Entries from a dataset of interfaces
○ ○ ○ ○
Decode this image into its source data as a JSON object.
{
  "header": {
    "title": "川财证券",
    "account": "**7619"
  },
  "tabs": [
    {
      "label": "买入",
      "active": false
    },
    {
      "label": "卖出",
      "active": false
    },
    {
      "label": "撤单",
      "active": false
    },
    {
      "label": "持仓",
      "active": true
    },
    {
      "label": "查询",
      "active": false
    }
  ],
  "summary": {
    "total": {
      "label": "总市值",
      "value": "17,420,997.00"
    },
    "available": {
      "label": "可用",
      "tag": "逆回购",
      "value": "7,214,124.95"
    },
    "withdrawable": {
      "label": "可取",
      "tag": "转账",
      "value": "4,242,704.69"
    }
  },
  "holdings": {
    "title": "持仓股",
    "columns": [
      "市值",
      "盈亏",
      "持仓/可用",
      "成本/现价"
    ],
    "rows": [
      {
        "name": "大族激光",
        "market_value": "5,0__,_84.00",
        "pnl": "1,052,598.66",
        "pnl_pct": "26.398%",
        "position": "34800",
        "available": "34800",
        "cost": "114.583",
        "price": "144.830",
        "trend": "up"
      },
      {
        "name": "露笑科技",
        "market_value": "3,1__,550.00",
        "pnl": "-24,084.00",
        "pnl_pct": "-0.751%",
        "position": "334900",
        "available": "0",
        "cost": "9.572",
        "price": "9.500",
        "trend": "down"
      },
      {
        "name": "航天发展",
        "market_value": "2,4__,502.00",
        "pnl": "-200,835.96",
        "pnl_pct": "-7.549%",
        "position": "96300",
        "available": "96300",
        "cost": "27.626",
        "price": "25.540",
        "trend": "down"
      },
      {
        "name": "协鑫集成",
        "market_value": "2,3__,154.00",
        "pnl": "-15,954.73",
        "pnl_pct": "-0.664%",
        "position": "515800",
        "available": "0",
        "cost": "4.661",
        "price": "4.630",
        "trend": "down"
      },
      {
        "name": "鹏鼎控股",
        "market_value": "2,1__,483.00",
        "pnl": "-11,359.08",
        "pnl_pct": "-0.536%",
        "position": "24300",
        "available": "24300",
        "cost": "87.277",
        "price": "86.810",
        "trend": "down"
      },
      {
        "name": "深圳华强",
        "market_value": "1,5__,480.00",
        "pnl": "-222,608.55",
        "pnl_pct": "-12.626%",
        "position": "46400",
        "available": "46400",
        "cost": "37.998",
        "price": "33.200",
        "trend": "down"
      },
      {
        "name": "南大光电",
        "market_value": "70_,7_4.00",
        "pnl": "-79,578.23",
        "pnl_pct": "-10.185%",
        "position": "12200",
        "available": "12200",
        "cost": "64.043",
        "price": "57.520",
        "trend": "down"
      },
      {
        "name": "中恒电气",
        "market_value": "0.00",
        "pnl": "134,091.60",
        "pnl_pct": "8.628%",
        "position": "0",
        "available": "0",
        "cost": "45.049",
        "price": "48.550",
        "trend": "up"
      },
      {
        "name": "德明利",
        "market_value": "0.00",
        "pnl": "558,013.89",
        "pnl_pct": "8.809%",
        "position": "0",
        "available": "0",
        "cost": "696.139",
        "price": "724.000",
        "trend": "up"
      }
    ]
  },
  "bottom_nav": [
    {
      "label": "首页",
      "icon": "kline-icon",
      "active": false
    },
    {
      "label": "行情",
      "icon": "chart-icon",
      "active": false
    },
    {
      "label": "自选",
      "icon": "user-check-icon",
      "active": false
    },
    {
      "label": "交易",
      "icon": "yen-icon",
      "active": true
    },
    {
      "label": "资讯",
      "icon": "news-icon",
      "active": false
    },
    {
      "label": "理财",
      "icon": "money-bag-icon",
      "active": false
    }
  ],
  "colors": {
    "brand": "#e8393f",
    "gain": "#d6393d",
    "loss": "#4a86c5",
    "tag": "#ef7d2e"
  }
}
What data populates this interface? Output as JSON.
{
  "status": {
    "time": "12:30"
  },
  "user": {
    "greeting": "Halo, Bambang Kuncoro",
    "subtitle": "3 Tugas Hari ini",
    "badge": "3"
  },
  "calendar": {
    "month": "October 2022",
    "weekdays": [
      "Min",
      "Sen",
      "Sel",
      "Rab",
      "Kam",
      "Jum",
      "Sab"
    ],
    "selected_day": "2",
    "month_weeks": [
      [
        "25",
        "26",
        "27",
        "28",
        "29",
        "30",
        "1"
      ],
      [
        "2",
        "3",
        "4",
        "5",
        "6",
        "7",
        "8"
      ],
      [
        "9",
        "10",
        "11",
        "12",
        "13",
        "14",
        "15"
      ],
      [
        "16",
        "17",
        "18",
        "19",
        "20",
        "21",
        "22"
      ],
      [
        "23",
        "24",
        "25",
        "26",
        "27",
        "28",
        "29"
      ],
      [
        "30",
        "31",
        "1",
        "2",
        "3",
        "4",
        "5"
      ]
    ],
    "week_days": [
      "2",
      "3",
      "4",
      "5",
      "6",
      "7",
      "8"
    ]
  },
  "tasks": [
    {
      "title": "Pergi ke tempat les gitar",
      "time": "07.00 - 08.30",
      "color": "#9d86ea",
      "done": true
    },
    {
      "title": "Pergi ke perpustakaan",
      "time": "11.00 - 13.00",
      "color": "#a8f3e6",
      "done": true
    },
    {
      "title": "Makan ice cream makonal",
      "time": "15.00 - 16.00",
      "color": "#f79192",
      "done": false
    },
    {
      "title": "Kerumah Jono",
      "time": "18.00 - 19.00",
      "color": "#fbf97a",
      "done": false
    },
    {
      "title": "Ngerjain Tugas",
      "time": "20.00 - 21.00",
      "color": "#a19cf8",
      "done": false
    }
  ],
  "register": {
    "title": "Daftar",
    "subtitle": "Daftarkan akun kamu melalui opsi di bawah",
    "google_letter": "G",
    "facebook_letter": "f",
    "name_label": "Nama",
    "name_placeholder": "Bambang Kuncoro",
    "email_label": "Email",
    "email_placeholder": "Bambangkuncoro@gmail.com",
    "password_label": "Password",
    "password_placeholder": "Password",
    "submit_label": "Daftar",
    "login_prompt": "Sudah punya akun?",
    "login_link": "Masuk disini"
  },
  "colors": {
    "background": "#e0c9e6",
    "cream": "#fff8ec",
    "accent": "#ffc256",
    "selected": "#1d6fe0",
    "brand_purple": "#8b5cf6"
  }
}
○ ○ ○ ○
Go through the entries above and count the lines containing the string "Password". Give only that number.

2